    We'll cover more about regular expressions later in WDI, but this opportunity to preview them was too hard to pass up! Combined with the HTML pattern attribute, they provide an excellent way to perform client-side validation of inputs.

  2. Modify the show view for a flight to render, as you see fit (table, grid, etc.), a list of tickets that have been created for that flight.

    Hints

    To show a list of tickets that belong to a flight, you're going to have to make a separate query (inside of the callback of the Flight.findById call) to retrieve the flights as follows:

    Flight.findById(req.params.id, function(err, flight) {
        Ticket.find({flight: flight._id}, function(err, tickets) {
            ...
        });
    });

    Be sure to pass both flight & tickets to the flight's show view so that they can be rendered.

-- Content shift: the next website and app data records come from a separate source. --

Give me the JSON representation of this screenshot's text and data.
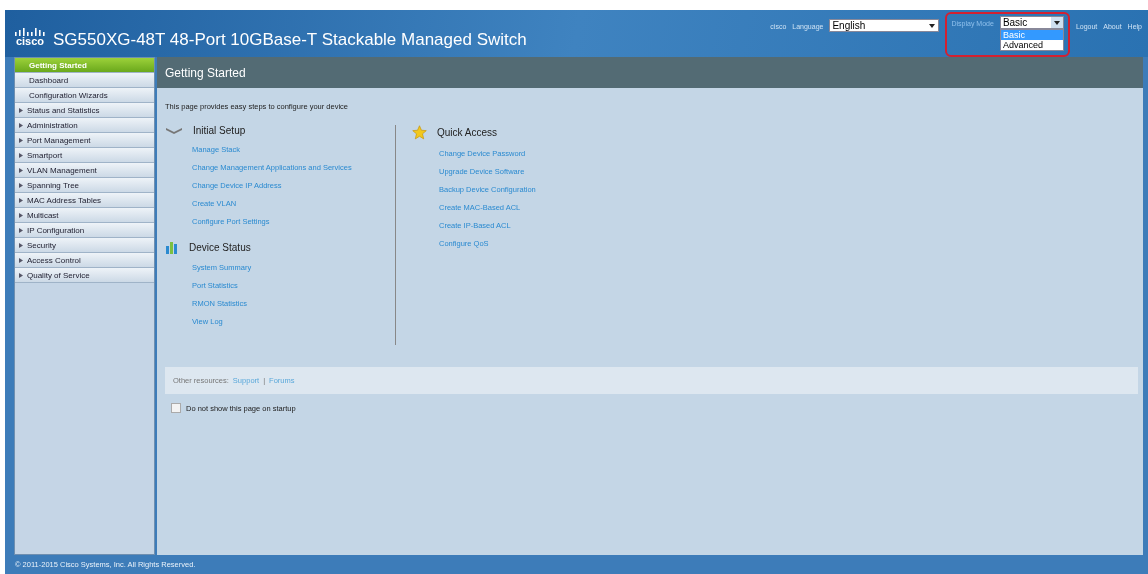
{
  "header": {
    "logo": "cisco",
    "title": "SG550XG-48T 48-Port 10GBase-T Stackable Managed Switch",
    "user": "cisco",
    "language_label": "Language",
    "language": "English",
    "display_mode_label": "Display Mode",
    "display_mode": "Basic",
    "display_mode_options": [
      {
        "label": "Basic",
        "selected": true
      },
      {
        "label": "Advanced",
        "selected": false
      }
    ],
    "links": [
      "Logout",
      "About",
      "Help"
    ]
  },
  "sidebar": {
    "items": [
      {
        "label": "Getting Started",
        "selected": true,
        "expandable": false
      },
      {
        "label": "Dashboard",
        "selected": false,
        "expandable": false
      },
      {
        "label": "Configuration Wizards",
        "selected": false,
        "expandable": false
      },
      {
        "label": "Status and Statistics",
        "selected": false,
        "expandable": true
      },
      {
        "label": "Administration",
        "selected": false,
        "expandable": true
      },
      {
        "label": "Port Management",
        "selected": false,
        "expandable": true
      },
      {
        "label": "Smartport",
        "selected": false,
        "expandable": true
      },
      {
        "label": "VLAN Management",
        "selected": false,
        "expandable": true
      },
      {
        "label": "Spanning Tree",
        "selected": false,
        "expandable": true
      },
      {
        "label": "MAC Address Tables",
        "selected": false,
        "expandable": true
      },
      {
        "label": "Multicast",
        "selected": false,
        "expandable": true
      },
      {
        "label": "IP Configuration",
        "selected": false,
        "expandable": true
      },
      {
        "label": "Security",
        "selected": false,
        "expandable": true
      },
      {
        "label": "Access Control",
        "selected": false,
        "expandable": true
      },
      {
        "label": "Quality of Service",
        "selected": false,
        "expandable": true
      }
    ]
  },
  "page": {
    "title": "Getting Started",
    "intro": "This page provides easy steps to configure your device",
    "sections": [
      {
        "kind": "setup",
        "title": "Initial Setup",
        "links": [
          "Manage Stack",
          "Change Management Applications and Services",
          "Change Device IP Address",
          "Create VLAN",
          "Configure Port Settings"
        ]
      },
      {
        "kind": "status",
        "title": "Device Status",
        "links": [
          "System Summary",
          "Port Statistics",
          "RMON Statistics",
          "View Log"
        ]
      },
      {
        "kind": "quick",
        "title": "Quick Access",
        "links": [
          "Change Device Password",
          "Upgrade Device Software",
          "Backup Device Configuration",
          "Create MAC-Based ACL",
          "Create IP-Based ACL",
          "Configure QoS"
        ]
      }
    ],
    "resources_label": "Other resources:",
    "resources": [
      "Support",
      "Forums"
    ],
    "resources_separator": "|",
    "startup_checkbox": {
      "label": "Do not show this page on startup",
      "checked": false
    }
  },
  "footer": "© 2011-2015 Cisco Systems, Inc. All Rights Reserved."
}
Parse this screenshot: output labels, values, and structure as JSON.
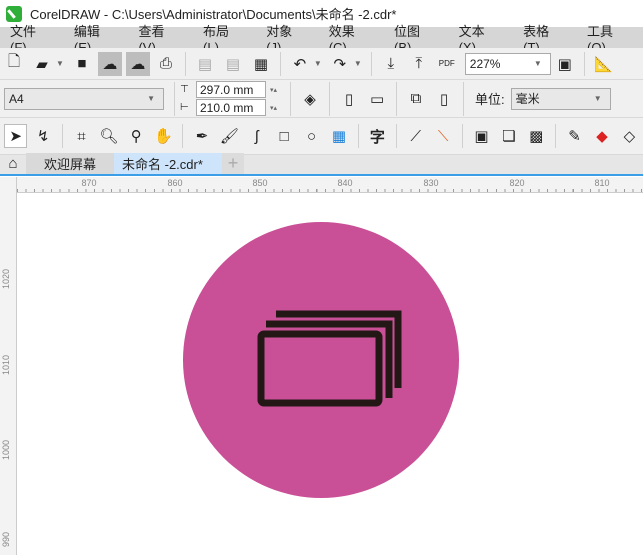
{
  "window": {
    "title": "CorelDRAW - C:\\Users\\Administrator\\Documents\\未命名 -2.cdr*"
  },
  "menu": [
    "文件(F)",
    "编辑(E)",
    "查看(V)",
    "布局(L)",
    "对象(J)",
    "效果(C)",
    "位图(B)",
    "文本(X)",
    "表格(T)",
    "工具(O)"
  ],
  "toolbar": {
    "zoom_value": "227%",
    "pdf_label": "PDF"
  },
  "property_bar": {
    "page_size": "A4",
    "height": "297.0 mm",
    "width": "210.0 mm",
    "units_label": "单位:",
    "units_value": "毫米"
  },
  "toolbox": {
    "text_tool": "字"
  },
  "tabs": [
    {
      "label": "欢迎屏幕"
    },
    {
      "label": "未命名 -2.cdr*",
      "active": true
    }
  ],
  "rulers": {
    "horizontal": [
      "870",
      "860",
      "850",
      "840",
      "830",
      "820",
      "810"
    ],
    "vertical": [
      "1020",
      "1010",
      "1000",
      "990"
    ]
  },
  "artwork": {
    "circle_color": "#c94f97",
    "icon_color": "#231815",
    "icon": "stacked-cards-icon"
  },
  "colors": {
    "accent": "#3c9ee6"
  }
}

    Note that there's no reason to populate the flight property because in this case, you already have obtained the flight using findById.

    For future reference, here's how to populate a ticket's flight property:

    Ticket.findById(req.params.id)
    .populate('flight')
    .exec(function(err, ticket) {...
  3. Also on the flight's show view, display a New Ticket link (perhaps styled to look like a button) that when clicked, shows the ticket's new view used to create a ticket for the flight. When the form is submitted, create the ticket on the server and redirect back to the flight's show view.

    Hints

    To display the view/form for adding a ticket, the path of the href for the New Ticket link will need to include the flight's _id. The path should match this route on the server: /flights/:id/tickets/new. The req.params.id can now be passed to the tickets/new.ejs and used for the ticket form's action attribute...

    If you use the "proper" route for the ticket form's action attribute, the ticketsCtrl.create action will have access to the _id of the flight the ticket is being created for.

    In the controller action, there will not be a flight property on the req.body object. You must add that property yourself before using req.body to create the ticket. Failure to do so will result in the ticket being created without a flight property that references the flight it belongs to - so if newly added tickets are not showing up with the flight, this is probably the cause.

More Hints

  • Learn it, know it, live it... When adding functionality to the app:
    • Identify the "proper" Route (Verb + Path)
    • Create the UI that issues a request that matches that route.
    • Define the route on the server and map it to a controller action.
    • Code and export the controller action.
    • res.render a view in the case of a GET request, or res.redirect if data was changed.

Bonuses

  1. Style the app.

  2. Add a feature to delete a flight's ticket.

Deliverable?

The final version of mongoose-flights, as a result of completing parts 1 - 3 of this lab, is a deliverable due on Monday.